▶ [WHAT YOU SHOULD DO]: Please return the data that follows precisely as written, but without the images.
· · · ·
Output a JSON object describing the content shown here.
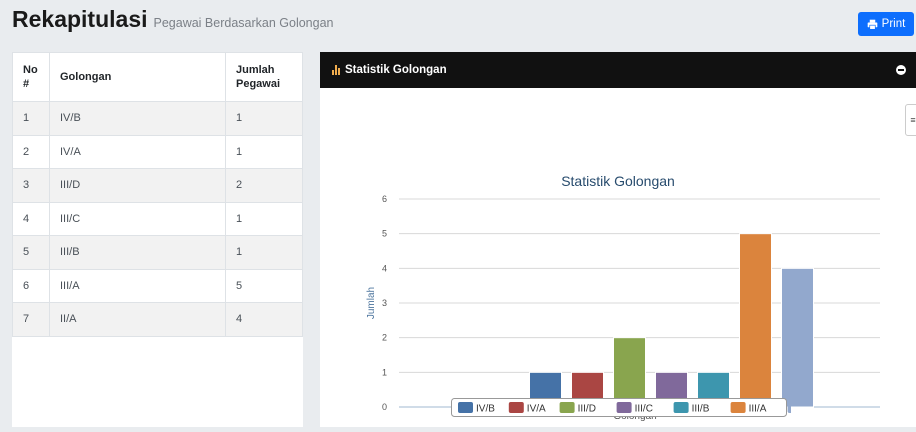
{
  "header": {
    "title": "Rekapitulasi",
    "subtitle": "Pegawai Berdasarkan Golongan",
    "print_label": "Print"
  },
  "table": {
    "headers": {
      "no": "No #",
      "golongan": "Golongan",
      "jumlah": "Jumlah Pegawai"
    },
    "rows": [
      {
        "no": "1",
        "golongan": "IV/B",
        "jumlah": "1"
      },
      {
        "no": "2",
        "golongan": "IV/A",
        "jumlah": "1"
      },
      {
        "no": "3",
        "golongan": "III/D",
        "jumlah": "2"
      },
      {
        "no": "4",
        "golongan": "III/C",
        "jumlah": "1"
      },
      {
        "no": "5",
        "golongan": "III/B",
        "jumlah": "1"
      },
      {
        "no": "6",
        "golongan": "III/A",
        "jumlah": "5"
      },
      {
        "no": "7",
        "golongan": "II/A",
        "jumlah": "4"
      }
    ]
  },
  "panel": {
    "title": "Statistik Golongan",
    "side_tab": "≡"
  },
  "chart_data": {
    "type": "bar",
    "title": "Statistik Golongan",
    "xlabel": "Golongan",
    "ylabel": "Jumlah",
    "ylim": [
      0,
      6
    ],
    "yticks": [
      0,
      1,
      2,
      3,
      4,
      5,
      6
    ],
    "grid": true,
    "legend_position": "bottom",
    "series": [
      {
        "name": "IV/B",
        "value": 1,
        "color": "#4572a7"
      },
      {
        "name": "IV/A",
        "value": 1,
        "color": "#aa4643"
      },
      {
        "name": "III/D",
        "value": 2,
        "color": "#89a54e"
      },
      {
        "name": "III/C",
        "value": 1,
        "color": "#80699b"
      },
      {
        "name": "III/B",
        "value": 1,
        "color": "#3d96ae"
      },
      {
        "name": "III/A",
        "value": 5,
        "color": "#db843d"
      },
      {
        "name": "II/A",
        "value": 4,
        "color": "#92a8cd"
      }
    ]
  }
}
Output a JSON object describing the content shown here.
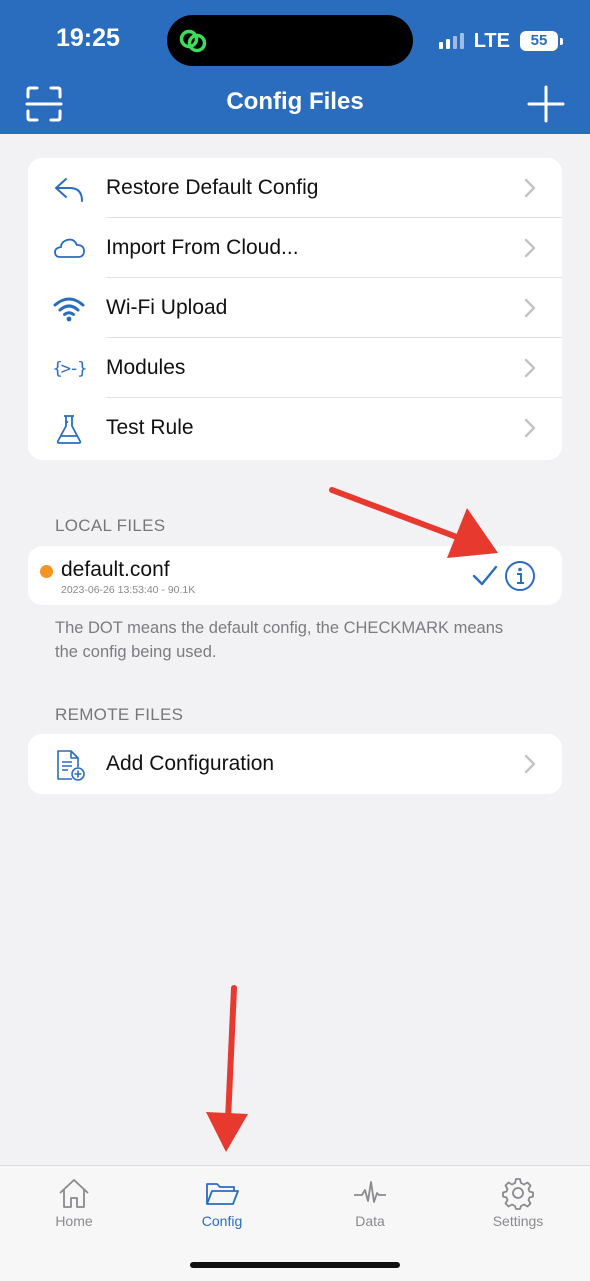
{
  "status_bar": {
    "time": "19:25",
    "network": "LTE",
    "battery": "55"
  },
  "nav": {
    "title": "Config Files",
    "left_icon": "scan-icon",
    "right_icon": "plus-icon"
  },
  "menu": {
    "items": [
      {
        "label": "Restore Default Config",
        "icon": "undo-arrow-icon"
      },
      {
        "label": "Import From Cloud...",
        "icon": "cloud-icon"
      },
      {
        "label": "Wi-Fi Upload",
        "icon": "wifi-icon"
      },
      {
        "label": "Modules",
        "icon": "braces-icon",
        "icon_text": "{>-}"
      },
      {
        "label": "Test Rule",
        "icon": "flask-icon"
      }
    ]
  },
  "local_files": {
    "section_title": "LOCAL FILES",
    "files": [
      {
        "name": "default.conf",
        "meta": "2023-06-26 13:53:40 - 90.1K",
        "is_default": true,
        "in_use": true
      }
    ],
    "footnote": "The DOT means the default config, the CHECKMARK means the config being used."
  },
  "remote_files": {
    "section_title": "REMOTE FILES",
    "items": [
      {
        "label": "Add Configuration",
        "icon": "add-document-icon"
      }
    ]
  },
  "tabbar": {
    "tabs": [
      {
        "label": "Home",
        "icon": "home-icon",
        "active": false
      },
      {
        "label": "Config",
        "icon": "folder-icon",
        "active": true
      },
      {
        "label": "Data",
        "icon": "pulse-icon",
        "active": false
      },
      {
        "label": "Settings",
        "icon": "gear-icon",
        "active": false
      }
    ]
  },
  "colors": {
    "accent": "#2a6dbf",
    "default_dot": "#f5951f",
    "annotation_arrow": "#e8392f"
  }
}
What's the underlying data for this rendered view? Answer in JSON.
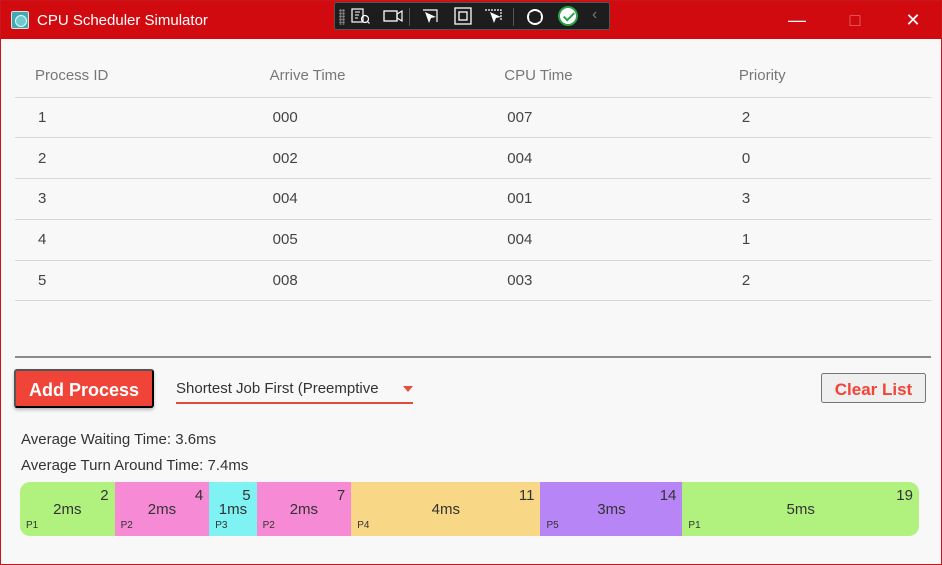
{
  "window": {
    "title": "CPU Scheduler Simulator",
    "controls": {
      "minimize": "—",
      "maximize": "□",
      "close": "✕"
    }
  },
  "table": {
    "headers": [
      "Process ID",
      "Arrive Time",
      "CPU Time",
      "Priority"
    ],
    "rows": [
      [
        "1",
        "000",
        "007",
        "2"
      ],
      [
        "2",
        "002",
        "004",
        "0"
      ],
      [
        "3",
        "004",
        "001",
        "3"
      ],
      [
        "4",
        "005",
        "004",
        "1"
      ],
      [
        "5",
        "008",
        "003",
        "2"
      ]
    ]
  },
  "controls": {
    "add_process": "Add Process",
    "algorithm_selected": "Shortest Job First (Preemptive",
    "clear_list": "Clear List"
  },
  "stats": {
    "average_waiting": "Average Waiting Time: 3.6ms",
    "average_turnaround": "Average Turn Around Time: 7.4ms"
  },
  "gantt": {
    "total_time": 19,
    "blocks": [
      {
        "process": "P1",
        "duration_label": "2ms",
        "start": 0,
        "end": 2,
        "end_label": "2",
        "color": "#b1f27f"
      },
      {
        "process": "P2",
        "duration_label": "2ms",
        "start": 2,
        "end": 4,
        "end_label": "4",
        "color": "#f68ad4"
      },
      {
        "process": "P3",
        "duration_label": "1ms",
        "start": 4,
        "end": 5,
        "end_label": "5",
        "color": "#7ff2f3"
      },
      {
        "process": "P2",
        "duration_label": "2ms",
        "start": 5,
        "end": 7,
        "end_label": "7",
        "color": "#f68ad4"
      },
      {
        "process": "P4",
        "duration_label": "4ms",
        "start": 7,
        "end": 11,
        "end_label": "11",
        "color": "#f8d786"
      },
      {
        "process": "P5",
        "duration_label": "3ms",
        "start": 11,
        "end": 14,
        "end_label": "14",
        "color": "#b785f6"
      },
      {
        "process": "P1",
        "duration_label": "5ms",
        "start": 14,
        "end": 19,
        "end_label": "19",
        "color": "#b1f27f"
      }
    ]
  },
  "icons": {
    "app": "cpu-scheduler-app-icon",
    "inspect": "inspect-element-icon",
    "record": "camera-record-icon",
    "select": "select-element-icon",
    "layout": "layout-bounds-icon",
    "adorner": "adorner-icon",
    "hot_reload": "hot-reload-icon",
    "binding": "binding-check-icon",
    "collapse": "collapse-toolbar-icon"
  }
}
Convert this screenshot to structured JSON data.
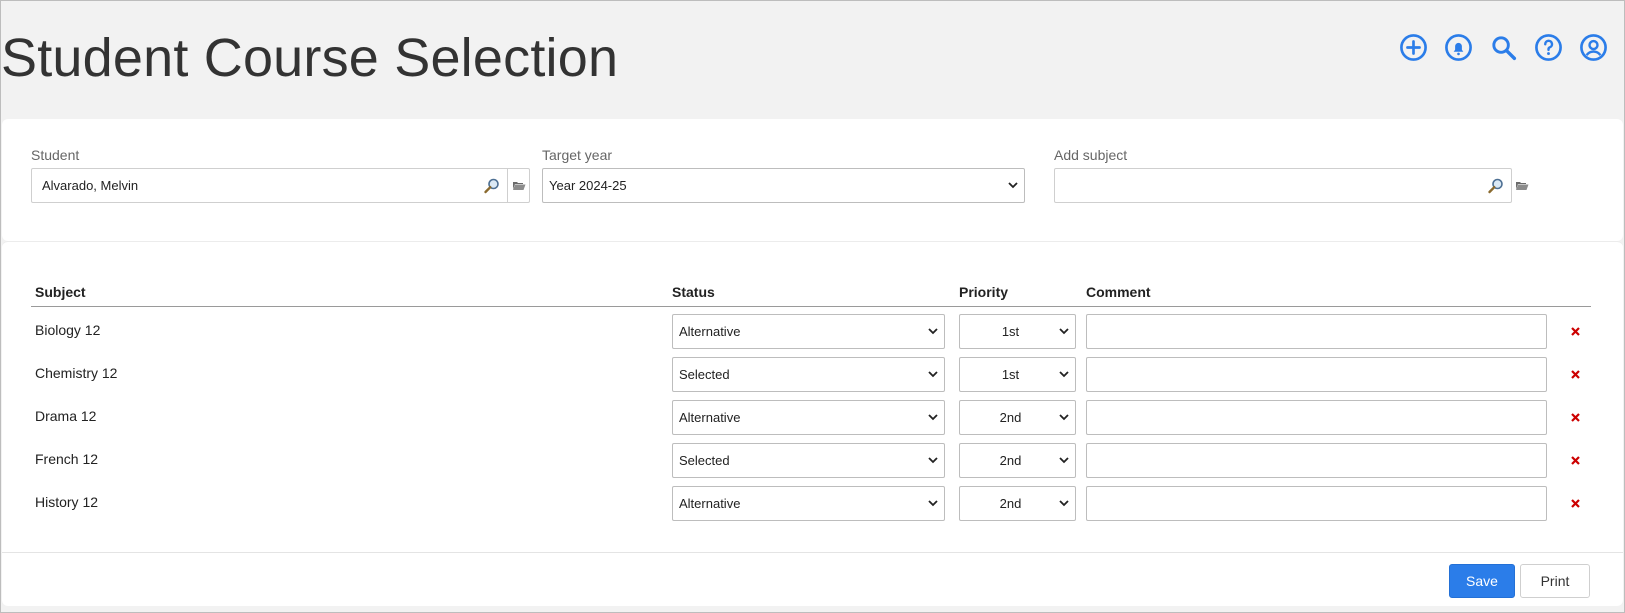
{
  "header": {
    "title": "Student Course Selection",
    "accent_color": "#2b7de9",
    "icons": [
      "add-circle-icon",
      "bell-icon",
      "search-icon",
      "help-icon",
      "account-icon"
    ]
  },
  "filters": {
    "student": {
      "label": "Student",
      "value": "Alvarado, Melvin"
    },
    "target_year": {
      "label": "Target year",
      "value": "Year 2024-25"
    },
    "add_subject": {
      "label": "Add subject",
      "value": ""
    }
  },
  "table": {
    "headers": {
      "subject": "Subject",
      "status": "Status",
      "priority": "Priority",
      "comment": "Comment"
    },
    "rows": [
      {
        "subject": "Biology 12",
        "status": "Alternative",
        "priority": "1st",
        "comment": ""
      },
      {
        "subject": "Chemistry 12",
        "status": "Selected",
        "priority": "1st",
        "comment": ""
      },
      {
        "subject": "Drama 12",
        "status": "Alternative",
        "priority": "2nd",
        "comment": ""
      },
      {
        "subject": "French 12",
        "status": "Selected",
        "priority": "2nd",
        "comment": ""
      },
      {
        "subject": "History 12",
        "status": "Alternative",
        "priority": "2nd",
        "comment": ""
      }
    ]
  },
  "footer": {
    "save_label": "Save",
    "print_label": "Print",
    "delete_color": "#cc0000"
  }
}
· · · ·
▶ [OUTPUT BELOW]:
Output a JSON object describing the content shown here.
{
  "header": {
    "title": "Rekapitulasi",
    "subtitle": "Pegawai Berdasarkan Golongan",
    "print_label": "Print"
  },
  "table": {
    "headers": {
      "no": "No #",
      "golongan": "Golongan",
      "jumlah": "Jumlah Pegawai"
    },
    "rows": [
      {
        "no": "1",
        "golongan": "IV/B",
        "jumlah": "1"
      },
      {
        "no": "2",
        "golongan": "IV/A",
        "jumlah": "1"
      },
      {
        "no": "3",
        "golongan": "III/D",
        "jumlah": "2"
      },
      {
        "no": "4",
        "golongan": "III/C",
        "jumlah": "1"
      },
      {
        "no": "5",
        "golongan": "III/B",
        "jumlah": "1"
      },
      {
        "no": "6",
        "golongan": "III/A",
        "jumlah": "5"
      },
      {
        "no": "7",
        "golongan": "II/A",
        "jumlah": "4"
      }
    ]
  },
  "panel": {
    "title": "Statistik Golongan",
    "side_tab": "≡"
  },
  "chart_data": {
    "type": "bar",
    "title": "Statistik Golongan",
    "xlabel": "Golongan",
    "ylabel": "Jumlah",
    "ylim": [
      0,
      6
    ],
    "yticks": [
      0,
      1,
      2,
      3,
      4,
      5,
      6
    ],
    "grid": true,
    "legend_position": "bottom",
    "series": [
      {
        "name": "IV/B",
        "value": 1,
        "color": "#4572a7"
      },
      {
        "name": "IV/A",
        "value": 1,
        "color": "#aa4643"
      },
      {
        "name": "III/D",
        "value": 2,
        "color": "#89a54e"
      },
      {
        "name": "III/C",
        "value": 1,
        "color": "#80699b"
      },
      {
        "name": "III/B",
        "value": 1,
        "color": "#3d96ae"
      },
      {
        "name": "III/A",
        "value": 5,
        "color": "#db843d"
      },
      {
        "name": "II/A",
        "value": 4,
        "color": "#92a8cd"
      }
    ]
  }
}
Output a JSON object describing the content shown here.
{
  "status_bar": {
    "time": "19:25",
    "network": "LTE",
    "battery": "55"
  },
  "nav": {
    "title": "Config Files",
    "left_icon": "scan-icon",
    "right_icon": "plus-icon"
  },
  "menu": {
    "items": [
      {
        "label": "Restore Default Config",
        "icon": "undo-arrow-icon"
      },
      {
        "label": "Import From Cloud...",
        "icon": "cloud-icon"
      },
      {
        "label": "Wi-Fi Upload",
        "icon": "wifi-icon"
      },
      {
        "label": "Modules",
        "icon": "braces-icon",
        "icon_text": "{>-}"
      },
      {
        "label": "Test Rule",
        "icon": "flask-icon"
      }
    ]
  },
  "local_files": {
    "section_title": "LOCAL FILES",
    "files": [
      {
        "name": "default.conf",
        "meta": "2023-06-26 13:53:40 - 90.1K",
        "is_default": true,
        "in_use": true
      }
    ],
    "footnote": "The DOT means the default config, the CHECKMARK means the config being used."
  },
  "remote_files": {
    "section_title": "REMOTE FILES",
    "items": [
      {
        "label": "Add Configuration",
        "icon": "add-document-icon"
      }
    ]
  },
  "tabbar": {
    "tabs": [
      {
        "label": "Home",
        "icon": "home-icon",
        "active": false
      },
      {
        "label": "Config",
        "icon": "folder-icon",
        "active": true
      },
      {
        "label": "Data",
        "icon": "pulse-icon",
        "active": false
      },
      {
        "label": "Settings",
        "icon": "gear-icon",
        "active": false
      }
    ]
  },
  "colors": {
    "accent": "#2a6dbf",
    "default_dot": "#f5951f",
    "annotation_arrow": "#e8392f"
  }
}
What's the underlying data for this rendered view? Answer in JSON.
{
  "window": {
    "title": "CPU Scheduler Simulator",
    "controls": {
      "minimize": "—",
      "maximize": "□",
      "close": "✕"
    }
  },
  "table": {
    "headers": [
      "Process ID",
      "Arrive Time",
      "CPU Time",
      "Priority"
    ],
    "rows": [
      [
        "1",
        "000",
        "007",
        "2"
      ],
      [
        "2",
        "002",
        "004",
        "0"
      ],
      [
        "3",
        "004",
        "001",
        "3"
      ],
      [
        "4",
        "005",
        "004",
        "1"
      ],
      [
        "5",
        "008",
        "003",
        "2"
      ]
    ]
  },
  "controls": {
    "add_process": "Add Process",
    "algorithm_selected": "Shortest Job First (Preemptive",
    "clear_list": "Clear List"
  },
  "stats": {
    "average_waiting": "Average Waiting Time: 3.6ms",
    "average_turnaround": "Average Turn Around Time: 7.4ms"
  },
  "gantt": {
    "total_time": 19,
    "blocks": [
      {
        "process": "P1",
        "duration_label": "2ms",
        "start": 0,
        "end": 2,
        "end_label": "2",
        "color": "#b1f27f"
      },
      {
        "process": "P2",
        "duration_label": "2ms",
        "start": 2,
        "end": 4,
        "end_label": "4",
        "color": "#f68ad4"
      },
      {
        "process": "P3",
        "duration_label": "1ms",
        "start": 4,
        "end": 5,
        "end_label": "5",
        "color": "#7ff2f3"
      },
      {
        "process": "P2",
        "duration_label": "2ms",
        "start": 5,
        "end": 7,
        "end_label": "7",
        "color": "#f68ad4"
      },
      {
        "process": "P4",
        "duration_label": "4ms",
        "start": 7,
        "end": 11,
        "end_label": "11",
        "color": "#f8d786"
      },
      {
        "process": "P5",
        "duration_label": "3ms",
        "start": 11,
        "end": 14,
        "end_label": "14",
        "color": "#b785f6"
      },
      {
        "process": "P1",
        "duration_label": "5ms",
        "start": 14,
        "end": 19,
        "end_label": "19",
        "color": "#b1f27f"
      }
    ]
  },
  "icons": {
    "app": "cpu-scheduler-app-icon",
    "inspect": "inspect-element-icon",
    "record": "camera-record-icon",
    "select": "select-element-icon",
    "layout": "layout-bounds-icon",
    "adorner": "adorner-icon",
    "hot_reload": "hot-reload-icon",
    "binding": "binding-check-icon",
    "collapse": "collapse-toolbar-icon"
  }
}
Convert this screenshot to structured JSON data.
{
  "header": {
    "title": "Student Course Selection",
    "accent_color": "#2b7de9",
    "icons": [
      "add-circle-icon",
      "bell-icon",
      "search-icon",
      "help-icon",
      "account-icon"
    ]
  },
  "filters": {
    "student": {
      "label": "Student",
      "value": "Alvarado, Melvin"
    },
    "target_year": {
      "label": "Target year",
      "value": "Year 2024-25"
    },
    "add_subject": {
      "label": "Add subject",
      "value": ""
    }
  },
  "table": {
    "headers": {
      "subject": "Subject",
      "status": "Status",
      "priority": "Priority",
      "comment": "Comment"
    },
    "rows": [
      {
        "subject": "Biology 12",
        "status": "Alternative",
        "priority": "1st",
        "comment": ""
      },
      {
        "subject": "Chemistry 12",
        "status": "Selected",
        "priority": "1st",
        "comment": ""
      },
      {
        "subject": "Drama 12",
        "status": "Alternative",
        "priority": "2nd",
        "comment": ""
      },
      {
        "subject": "French 12",
        "status": "Selected",
        "priority": "2nd",
        "comment": ""
      },
      {
        "subject": "History 12",
        "status": "Alternative",
        "priority": "2nd",
        "comment": ""
      }
    ]
  },
  "footer": {
    "save_label": "Save",
    "print_label": "Print",
    "delete_color": "#cc0000"
  }
}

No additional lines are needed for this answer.